As waters run high, the computers can issue an electronic flood alert to local residents downstream. For instance, mid-Peninsula residents who are registered to get an alert -- by text or email -- are kept informed about four different flood-prone locations along San Francisquito Creek.
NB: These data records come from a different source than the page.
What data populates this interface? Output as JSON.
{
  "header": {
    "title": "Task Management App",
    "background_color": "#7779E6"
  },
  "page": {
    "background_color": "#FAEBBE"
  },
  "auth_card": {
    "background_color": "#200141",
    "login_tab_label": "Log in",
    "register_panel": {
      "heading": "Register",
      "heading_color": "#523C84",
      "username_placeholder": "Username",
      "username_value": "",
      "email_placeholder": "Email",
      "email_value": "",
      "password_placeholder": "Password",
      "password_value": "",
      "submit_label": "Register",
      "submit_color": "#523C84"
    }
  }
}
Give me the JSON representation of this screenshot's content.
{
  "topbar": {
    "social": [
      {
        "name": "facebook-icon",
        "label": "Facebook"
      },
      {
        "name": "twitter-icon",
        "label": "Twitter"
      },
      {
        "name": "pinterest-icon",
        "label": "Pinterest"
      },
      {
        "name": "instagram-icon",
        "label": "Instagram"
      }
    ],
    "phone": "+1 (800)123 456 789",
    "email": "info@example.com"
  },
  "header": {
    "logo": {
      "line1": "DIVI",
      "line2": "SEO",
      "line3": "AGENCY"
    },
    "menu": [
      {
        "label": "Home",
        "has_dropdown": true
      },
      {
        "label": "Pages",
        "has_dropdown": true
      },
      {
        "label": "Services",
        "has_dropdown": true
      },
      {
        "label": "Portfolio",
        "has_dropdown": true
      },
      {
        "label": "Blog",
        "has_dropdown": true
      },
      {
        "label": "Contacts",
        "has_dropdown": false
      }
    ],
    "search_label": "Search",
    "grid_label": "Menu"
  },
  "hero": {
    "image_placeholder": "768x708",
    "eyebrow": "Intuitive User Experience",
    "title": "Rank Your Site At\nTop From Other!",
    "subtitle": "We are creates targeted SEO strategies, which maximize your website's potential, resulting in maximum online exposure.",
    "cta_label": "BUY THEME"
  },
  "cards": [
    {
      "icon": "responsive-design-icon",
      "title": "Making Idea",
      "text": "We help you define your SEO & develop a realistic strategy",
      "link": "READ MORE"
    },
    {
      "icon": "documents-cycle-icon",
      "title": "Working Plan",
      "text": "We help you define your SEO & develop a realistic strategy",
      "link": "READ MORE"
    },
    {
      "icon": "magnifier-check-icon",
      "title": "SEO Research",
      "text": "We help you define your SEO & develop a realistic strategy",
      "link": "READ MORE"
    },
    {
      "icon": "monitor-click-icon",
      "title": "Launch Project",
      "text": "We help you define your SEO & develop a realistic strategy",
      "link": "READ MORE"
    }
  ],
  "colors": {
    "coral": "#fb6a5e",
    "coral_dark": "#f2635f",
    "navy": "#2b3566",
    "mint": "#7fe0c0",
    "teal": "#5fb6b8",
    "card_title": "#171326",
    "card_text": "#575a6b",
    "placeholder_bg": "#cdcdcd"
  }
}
They will be notified nearly two hours in advance of the water overflowing its banks.
"We know what is coming down the system," said Len Materman of San Francisquito Creek's Joint Powers Authority, which has a newly expanded system of automated rain and creek gauges perched 2,000 feet above the vulnerable mid-Peninsula cities. "We can give people solid information for decision-making" about such things as when to sandbag, get electronics and antiques off the floor or seek higher ground.
The amount of sea level rise that comes from the oceans warming and expanding has been underestimated, and could be about twice as much as previously calculated, German researchers have said.
The findings in the Proceedings of the National Academy of Sciences, a peer-reviewed US journal, suggest that increasingly severe storm surges could be anticipated as a result.
Sea level can mount due to two factors - melting ice and the thermal expansion of water as it warms.
Until now, researchers have believed the oceans rose between 0.7 to 1mm per year due to thermal expansion.
But a fresh look at the latest satellite data from 2002 to 2014 shows the seas are expanding about 1.4mm a year, said the study.
"To date, we have underestimated how much the heat-related expansion of the water mass in the oceans contributes to a global rise in sea level," said co-author Jurgen Kusche, a professor at the University of Bonn.
The overall sea level rise rate is about 2.74mm per year, combining both thermal expansion and melting ice.
Sea level rise was also found to vary substantially from place to place, with the rate around the Philippines "five times the global rate."
Meanwhile, sea level on the US west coast is largely stable because there is hardly any ocean warming in that area, said the findings.